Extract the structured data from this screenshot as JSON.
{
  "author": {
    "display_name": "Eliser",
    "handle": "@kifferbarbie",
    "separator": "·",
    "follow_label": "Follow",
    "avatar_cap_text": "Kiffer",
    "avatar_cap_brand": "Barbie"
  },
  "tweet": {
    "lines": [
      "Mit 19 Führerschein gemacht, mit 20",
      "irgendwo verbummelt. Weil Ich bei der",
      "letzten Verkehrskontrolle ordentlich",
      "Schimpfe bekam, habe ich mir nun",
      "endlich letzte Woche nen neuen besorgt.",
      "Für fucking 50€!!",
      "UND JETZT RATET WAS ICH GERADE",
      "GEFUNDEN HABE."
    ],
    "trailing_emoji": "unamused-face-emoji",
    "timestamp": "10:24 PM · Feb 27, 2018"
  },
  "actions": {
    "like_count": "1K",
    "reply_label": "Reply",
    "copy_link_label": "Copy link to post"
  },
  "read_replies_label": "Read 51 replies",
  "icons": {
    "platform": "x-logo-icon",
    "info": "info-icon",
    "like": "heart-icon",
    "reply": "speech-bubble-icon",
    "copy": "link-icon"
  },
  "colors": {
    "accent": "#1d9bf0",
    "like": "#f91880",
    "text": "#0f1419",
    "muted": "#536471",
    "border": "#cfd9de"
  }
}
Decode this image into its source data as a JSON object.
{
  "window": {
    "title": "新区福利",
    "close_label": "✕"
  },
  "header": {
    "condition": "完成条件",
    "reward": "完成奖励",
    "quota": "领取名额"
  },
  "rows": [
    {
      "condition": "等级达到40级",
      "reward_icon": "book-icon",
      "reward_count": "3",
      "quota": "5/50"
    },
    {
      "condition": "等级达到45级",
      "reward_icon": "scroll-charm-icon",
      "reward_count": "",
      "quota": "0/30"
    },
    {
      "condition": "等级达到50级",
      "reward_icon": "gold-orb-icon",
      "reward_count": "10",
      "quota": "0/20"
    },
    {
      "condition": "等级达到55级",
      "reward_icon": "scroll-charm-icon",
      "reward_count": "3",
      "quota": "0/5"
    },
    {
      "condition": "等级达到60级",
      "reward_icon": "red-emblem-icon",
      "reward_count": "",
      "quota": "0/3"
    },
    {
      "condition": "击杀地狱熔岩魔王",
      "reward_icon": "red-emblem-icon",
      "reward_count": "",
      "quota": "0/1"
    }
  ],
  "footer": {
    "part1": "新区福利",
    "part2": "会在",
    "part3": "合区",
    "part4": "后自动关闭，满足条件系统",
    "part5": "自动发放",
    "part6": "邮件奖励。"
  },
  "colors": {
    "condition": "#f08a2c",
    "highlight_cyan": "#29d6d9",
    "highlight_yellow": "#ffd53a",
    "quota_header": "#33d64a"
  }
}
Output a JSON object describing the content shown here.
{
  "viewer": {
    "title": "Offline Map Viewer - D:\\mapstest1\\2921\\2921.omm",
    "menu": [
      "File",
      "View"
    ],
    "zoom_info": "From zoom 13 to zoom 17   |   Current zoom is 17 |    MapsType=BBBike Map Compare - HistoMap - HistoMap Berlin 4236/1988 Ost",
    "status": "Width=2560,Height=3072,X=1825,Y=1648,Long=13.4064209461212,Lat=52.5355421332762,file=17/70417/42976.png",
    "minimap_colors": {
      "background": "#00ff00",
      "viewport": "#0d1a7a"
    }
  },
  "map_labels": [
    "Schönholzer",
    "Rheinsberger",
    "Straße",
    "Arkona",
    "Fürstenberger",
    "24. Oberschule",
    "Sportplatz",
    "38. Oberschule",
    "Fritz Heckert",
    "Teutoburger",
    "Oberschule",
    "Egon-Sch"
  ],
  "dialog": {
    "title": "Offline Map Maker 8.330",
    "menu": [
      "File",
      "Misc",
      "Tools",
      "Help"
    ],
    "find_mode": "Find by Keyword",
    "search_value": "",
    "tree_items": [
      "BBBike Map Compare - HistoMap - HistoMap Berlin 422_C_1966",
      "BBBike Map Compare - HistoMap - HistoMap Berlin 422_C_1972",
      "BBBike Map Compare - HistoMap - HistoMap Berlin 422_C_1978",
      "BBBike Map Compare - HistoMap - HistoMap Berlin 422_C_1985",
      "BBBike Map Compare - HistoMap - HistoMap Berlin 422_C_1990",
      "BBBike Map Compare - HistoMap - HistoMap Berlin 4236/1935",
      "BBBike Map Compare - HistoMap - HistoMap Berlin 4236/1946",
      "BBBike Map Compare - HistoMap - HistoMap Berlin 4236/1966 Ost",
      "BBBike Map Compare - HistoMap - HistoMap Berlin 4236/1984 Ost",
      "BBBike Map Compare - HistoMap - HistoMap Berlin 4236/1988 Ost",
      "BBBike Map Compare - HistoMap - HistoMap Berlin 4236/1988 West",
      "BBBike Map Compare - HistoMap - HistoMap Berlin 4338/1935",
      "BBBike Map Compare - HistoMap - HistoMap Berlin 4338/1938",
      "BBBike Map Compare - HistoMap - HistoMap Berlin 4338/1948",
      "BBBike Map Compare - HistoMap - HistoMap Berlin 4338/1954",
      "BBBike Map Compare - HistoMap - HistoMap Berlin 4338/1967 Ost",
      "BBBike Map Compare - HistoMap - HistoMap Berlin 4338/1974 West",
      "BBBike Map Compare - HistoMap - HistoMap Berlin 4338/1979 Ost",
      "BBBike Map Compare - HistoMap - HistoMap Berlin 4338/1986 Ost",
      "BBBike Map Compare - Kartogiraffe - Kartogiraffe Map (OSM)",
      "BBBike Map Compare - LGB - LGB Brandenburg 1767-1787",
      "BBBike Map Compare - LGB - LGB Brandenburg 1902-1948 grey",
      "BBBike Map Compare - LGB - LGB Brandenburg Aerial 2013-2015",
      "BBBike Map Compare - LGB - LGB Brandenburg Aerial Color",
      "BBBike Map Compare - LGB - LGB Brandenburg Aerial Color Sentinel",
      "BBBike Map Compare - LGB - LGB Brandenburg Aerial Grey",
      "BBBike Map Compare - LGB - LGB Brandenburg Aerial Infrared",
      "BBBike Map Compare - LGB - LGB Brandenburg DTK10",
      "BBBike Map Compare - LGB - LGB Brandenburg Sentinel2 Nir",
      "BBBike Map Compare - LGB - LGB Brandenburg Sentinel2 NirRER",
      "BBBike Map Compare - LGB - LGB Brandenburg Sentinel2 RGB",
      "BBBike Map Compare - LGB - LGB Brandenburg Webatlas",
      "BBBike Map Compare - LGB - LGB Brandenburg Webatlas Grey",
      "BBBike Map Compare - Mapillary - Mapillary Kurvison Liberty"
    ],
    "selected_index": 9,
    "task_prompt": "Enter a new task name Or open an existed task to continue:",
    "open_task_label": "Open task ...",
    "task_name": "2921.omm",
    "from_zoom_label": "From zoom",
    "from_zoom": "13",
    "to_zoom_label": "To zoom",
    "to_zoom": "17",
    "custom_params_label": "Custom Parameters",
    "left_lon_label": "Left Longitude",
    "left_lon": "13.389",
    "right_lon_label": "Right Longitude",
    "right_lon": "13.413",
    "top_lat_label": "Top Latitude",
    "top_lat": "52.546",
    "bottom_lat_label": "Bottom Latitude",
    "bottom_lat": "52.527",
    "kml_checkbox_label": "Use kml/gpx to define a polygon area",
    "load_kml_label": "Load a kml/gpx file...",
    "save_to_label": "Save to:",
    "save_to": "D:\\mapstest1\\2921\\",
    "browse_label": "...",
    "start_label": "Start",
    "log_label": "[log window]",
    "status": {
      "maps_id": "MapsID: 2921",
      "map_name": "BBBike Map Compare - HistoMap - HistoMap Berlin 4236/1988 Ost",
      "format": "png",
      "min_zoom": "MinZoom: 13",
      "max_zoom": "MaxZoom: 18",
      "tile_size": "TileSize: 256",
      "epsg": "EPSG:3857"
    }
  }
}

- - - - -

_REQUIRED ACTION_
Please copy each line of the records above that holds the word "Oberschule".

_ANSWER FOR THIS EXERCISE_
    "24. Oberschule",
    "38. Oberschule",
    "Oberschule",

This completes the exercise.